I'm not a bigot. I don't value other people simply based on the color of their skin. I thank my parents for raising me that way, and for the opportunity to live in a multicultural area.
But I have benefitted from social systems designed to favor white people. For me, reconciliation requires that I recognize that truth, admit that truth, and look for opportunities to build relationships with people who are not given those same advantages.
I'm learned about this by reading materials like The New Jim Crow and Let Justice Roll Down. I've then had conversations, particularly with my black American Christian brothers and sisters, to learn more about the challenges which exist in their everyday lives.
From learning this, I've been able to seek ways and opportunities to show respect to black Americans who are not part of my faith group - because my challenge is to share the Gospel with those who are not aware of God's love and generosity towards them.
I can't make disciples, I can't effectively point people toward Jesus without relationship.
When I see black football players kneeling during the National Anthem, speaking of inherent injustices their community faces, I need to be willing to listen and learn, not to label them as unpatriotic and ignorant and thuggish.
When I learn of situations of civil unrest in Ferguson and Baltimore, I can ask how I can help bring God's peace to such turmoil, not ask "what's wrong with those people?"
When marches, like the one in Charlottesville, seek to establish the superiority of one group of people rather than calling for and celebrating unity in the midst of diversity, I can look for opportunities to speak out in support of the equal value of each and every human being on Earth.
And beyond these reactionary steps, I can proactively learn about the challenges that face people who are not white in America rather than insisting "anyone can be successful in America if they just try hard enough."
Listening, rather than telling.
Empathising rather than accusing.
Building relationships, not divisions.
This is a non-negotiable part of the primary function of every follower of Jesus - to share the good news of Jesus Christ. If you're going to be a sincere, genuine follower of Jesus, you have to be willing to make connections with people who are different than you are. To build bridges where few or none currently exist across cultural gaps.
And if we were to start taking this part of our mission seriously, we could make an impact - the likes of which hasn't been seen in the Christian faith since the beginning of our nation.
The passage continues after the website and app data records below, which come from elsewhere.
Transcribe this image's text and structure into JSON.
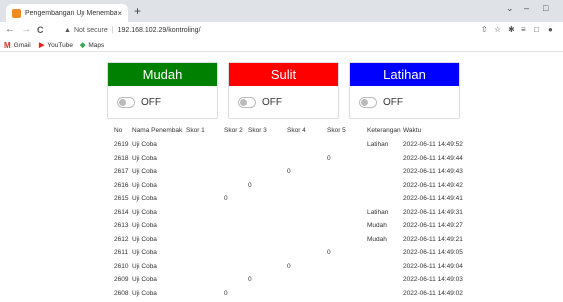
{
  "browser": {
    "tab_title": "Pengembangan Uji Menembak I",
    "tab_close": "×",
    "new_tab": "+",
    "window_controls": [
      "⌄",
      "–",
      "□"
    ],
    "nav": {
      "back": "←",
      "forward": "→",
      "reload": "C"
    },
    "omnibox": {
      "security_icon": "warning-icon",
      "security_text": "Not secure",
      "separator": "|",
      "url": "192.168.102.29/kontroling/"
    },
    "bookmarks": [
      {
        "icon": "M",
        "label": "Gmail",
        "color": "#d93025"
      },
      {
        "icon": "▶",
        "label": "YouTube",
        "color": "#e62117"
      },
      {
        "icon": "◆",
        "label": "Maps",
        "color": "#34a853"
      }
    ]
  },
  "modes": [
    {
      "label": "Mudah",
      "color": "#008000",
      "state": "OFF"
    },
    {
      "label": "Sulit",
      "color": "#ff0000",
      "state": "OFF"
    },
    {
      "label": "Latihan",
      "color": "#0000ff",
      "state": "OFF"
    }
  ],
  "table": {
    "headers": [
      "No",
      "Nama Penembak",
      "Skor 1",
      "Skor 2",
      "Skor 3",
      "Skor 4",
      "Skor 5",
      "Keterangan",
      "Waktu"
    ],
    "rows": [
      {
        "no": "2619",
        "nama": "Uji Coba",
        "s1": "",
        "s2": "",
        "s3": "",
        "s4": "",
        "s5": "",
        "ket": "Latihan",
        "waktu": "2022-06-11 14:49:52"
      },
      {
        "no": "2618",
        "nama": "Uji Coba",
        "s1": "",
        "s2": "",
        "s3": "",
        "s4": "",
        "s5": "0",
        "ket": "",
        "waktu": "2022-06-11 14:49:44"
      },
      {
        "no": "2617",
        "nama": "Uji Coba",
        "s1": "",
        "s2": "",
        "s3": "",
        "s4": "0",
        "s5": "",
        "ket": "",
        "waktu": "2022-06-11 14:49:43"
      },
      {
        "no": "2616",
        "nama": "Uji Coba",
        "s1": "",
        "s2": "",
        "s3": "0",
        "s4": "",
        "s5": "",
        "ket": "",
        "waktu": "2022-06-11 14:49:42"
      },
      {
        "no": "2615",
        "nama": "Uji Coba",
        "s1": "",
        "s2": "0",
        "s3": "",
        "s4": "",
        "s5": "",
        "ket": "",
        "waktu": "2022-06-11 14:49:41"
      },
      {
        "no": "2614",
        "nama": "Uji Coba",
        "s1": "",
        "s2": "",
        "s3": "",
        "s4": "",
        "s5": "",
        "ket": "Latihan",
        "waktu": "2022-06-11 14:49:31"
      },
      {
        "no": "2613",
        "nama": "Uji Coba",
        "s1": "",
        "s2": "",
        "s3": "",
        "s4": "",
        "s5": "",
        "ket": "Mudah",
        "waktu": "2022-06-11 14:49:27"
      },
      {
        "no": "2612",
        "nama": "Uji Coba",
        "s1": "",
        "s2": "",
        "s3": "",
        "s4": "",
        "s5": "",
        "ket": "Mudah",
        "waktu": "2022-06-11 14:49:21"
      },
      {
        "no": "2611",
        "nama": "Uji Coba",
        "s1": "",
        "s2": "",
        "s3": "",
        "s4": "",
        "s5": "0",
        "ket": "",
        "waktu": "2022-06-11 14:49:05"
      },
      {
        "no": "2610",
        "nama": "Uji Coba",
        "s1": "",
        "s2": "",
        "s3": "",
        "s4": "0",
        "s5": "",
        "ket": "",
        "waktu": "2022-06-11 14:49:04"
      },
      {
        "no": "2609",
        "nama": "Uji Coba",
        "s1": "",
        "s2": "",
        "s3": "0",
        "s4": "",
        "s5": "",
        "ket": "",
        "waktu": "2022-06-11 14:49:03"
      },
      {
        "no": "2608",
        "nama": "Uji Coba",
        "s1": "",
        "s2": "0",
        "s3": "",
        "s4": "",
        "s5": "",
        "ket": "",
        "waktu": "2022-06-11 14:49:02"
      }
    ]
  }
}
It's an opportunity staring us right in the face, and we are filled with a Holy Spirit ready to empower us to live it out.
Let's have the courage to reject the status quo and seek the regnum dei - The Kingdom of God.